What was remarkable about all of this was that Whitaker led this without any major involvement from the government of the day. The documents that followed from this work helped lead Ireland out of the economic mire and into an era of prosperity. He was successful in persuading politicians such as Seán Lemass that this was the way forward and that those in the government and the civil service who were sceptical had to be faced down.

The end result of this new departure in Irish economic thinking was staggering.

Ireland enjoyed a growth rate of around 4 per cent annually, emigration fell, and there was a steady fall in unemployment. The turnaround in the Irish economy was so rapid that even international publications such as TIME Magazine in July 1963 published profiles lauding the country as a success story. This was a world away from the Dublin Opinion depiction of Ireland in 1957 as a beggar nation questioning the very future of its independence.

Ireland in 1966 could remember the 50th anniversary of the Easter Rising with pride in its past, but also a confidence in the future.

Whitaker validated the argument that decisions made in Ireland by Irish men and women would ultimately lead to better days.

You might think after this achievement in turning around the economy, he would be happy to sit back and enjoy his success. However, there was another sacred cow that he wanted to slay and that was the Irish government’s approach towards Northern Ireland. Born in Rostrevor, Co Down, he always kept strong links with the North, even after he moved to Drogheda as a child.

For years, Whitaker had enjoyed a friendly relationship with the Unionist Prime Minister Terence O’Neill and some of his advisors. Behind the scenes, he was instrumental in putting together the ground-breaking summit between Lemass and O’Neill in January 1965.

Politics - Irish Prime Ministers Meeting - Dublin Terence O'Neill visiting Dublin and Taoiseach Sean Lemass (External Affairs Minister Frank Aiken is in the background) in 1965. TK Whitaker had brokered the groundbreaking first meeting between them at Stormont earlier that year. PA Archive / PA Images PA Archive / PA Images / PA Images

This was the first time since 1925 that two heads of government on the island met one another, with agreements on cooperation in trade, electricity and tourism following from the meeting. Whitaker was the conduit to bring them together and played a central role in setting the agenda for the summit.

His influence over Northern Ireland policy continued under the administration of Jack Lynch. As the Troubles broke out in August 1969, he was the man whom Lynch turned to for advice when his Cabinet were deeply divided over how to respond to the escalating violence in the North.
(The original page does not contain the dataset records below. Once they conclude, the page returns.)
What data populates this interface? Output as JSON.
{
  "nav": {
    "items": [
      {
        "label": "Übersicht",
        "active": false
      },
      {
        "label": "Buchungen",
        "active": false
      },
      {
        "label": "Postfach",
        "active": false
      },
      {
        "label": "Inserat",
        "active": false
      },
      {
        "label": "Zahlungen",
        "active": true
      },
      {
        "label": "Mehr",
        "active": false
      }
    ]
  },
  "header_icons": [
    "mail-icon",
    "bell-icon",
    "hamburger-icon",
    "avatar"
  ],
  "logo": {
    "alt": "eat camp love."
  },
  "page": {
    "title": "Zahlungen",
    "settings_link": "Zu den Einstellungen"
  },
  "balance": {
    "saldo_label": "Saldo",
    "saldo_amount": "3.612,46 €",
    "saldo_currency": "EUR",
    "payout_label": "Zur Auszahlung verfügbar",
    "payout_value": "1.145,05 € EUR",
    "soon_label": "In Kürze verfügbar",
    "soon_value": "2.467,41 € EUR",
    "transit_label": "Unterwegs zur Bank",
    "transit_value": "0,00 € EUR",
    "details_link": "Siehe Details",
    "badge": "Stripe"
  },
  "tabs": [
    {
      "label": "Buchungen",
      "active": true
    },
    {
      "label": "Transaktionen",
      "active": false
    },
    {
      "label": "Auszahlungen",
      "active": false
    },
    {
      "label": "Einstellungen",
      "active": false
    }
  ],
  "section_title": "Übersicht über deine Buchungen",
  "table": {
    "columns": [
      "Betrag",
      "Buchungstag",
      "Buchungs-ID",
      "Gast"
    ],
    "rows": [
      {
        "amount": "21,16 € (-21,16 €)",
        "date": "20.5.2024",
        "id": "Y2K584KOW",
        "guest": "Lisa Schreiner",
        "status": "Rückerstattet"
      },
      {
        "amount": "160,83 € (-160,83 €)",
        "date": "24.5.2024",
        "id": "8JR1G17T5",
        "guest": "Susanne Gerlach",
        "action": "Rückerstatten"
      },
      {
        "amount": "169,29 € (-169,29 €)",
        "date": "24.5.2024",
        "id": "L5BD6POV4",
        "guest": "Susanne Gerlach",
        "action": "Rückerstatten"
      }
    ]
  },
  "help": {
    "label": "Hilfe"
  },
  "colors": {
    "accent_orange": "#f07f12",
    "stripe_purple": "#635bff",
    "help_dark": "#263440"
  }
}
Whitaker’s advice to Lynch to remain calm and not indulge those within his government who wanted direct military intervention was critical in ensuring that a bad situation was not made worse. He continued as an informal advisor on Northern Ireland to Lynch in those first months of the Troubles, continuously reinforcing the moderate instincts of the Taoiseach.

One column cannot do justice to a man who has devoted his life to public service. The founding fathers of the Irish state made huge sacrifices to get Irish independence, but it was men like TK Whitaker who showed us what we could do with it to improve the lot of every citizen.

In a cool, calm and methodical way, Whitaker used his position to advance the Irish nation at home and abroad. He showed us that Irish independence could work and that this country could stand on its own two feet.

As he turns 100, we should pause for a moment and recognise a decent man, who helped advance the interests of the nation he served so diligently for more than four decades.

Dr David McCann is a Lecturer in Politics and Government at Ulster University.

Your Voice
Readers Comments
    Submit a report
    Please help us understand how this comment violates our community guidelines.
    Thank you for the feedback
    Your feedback has been sent to our team for review.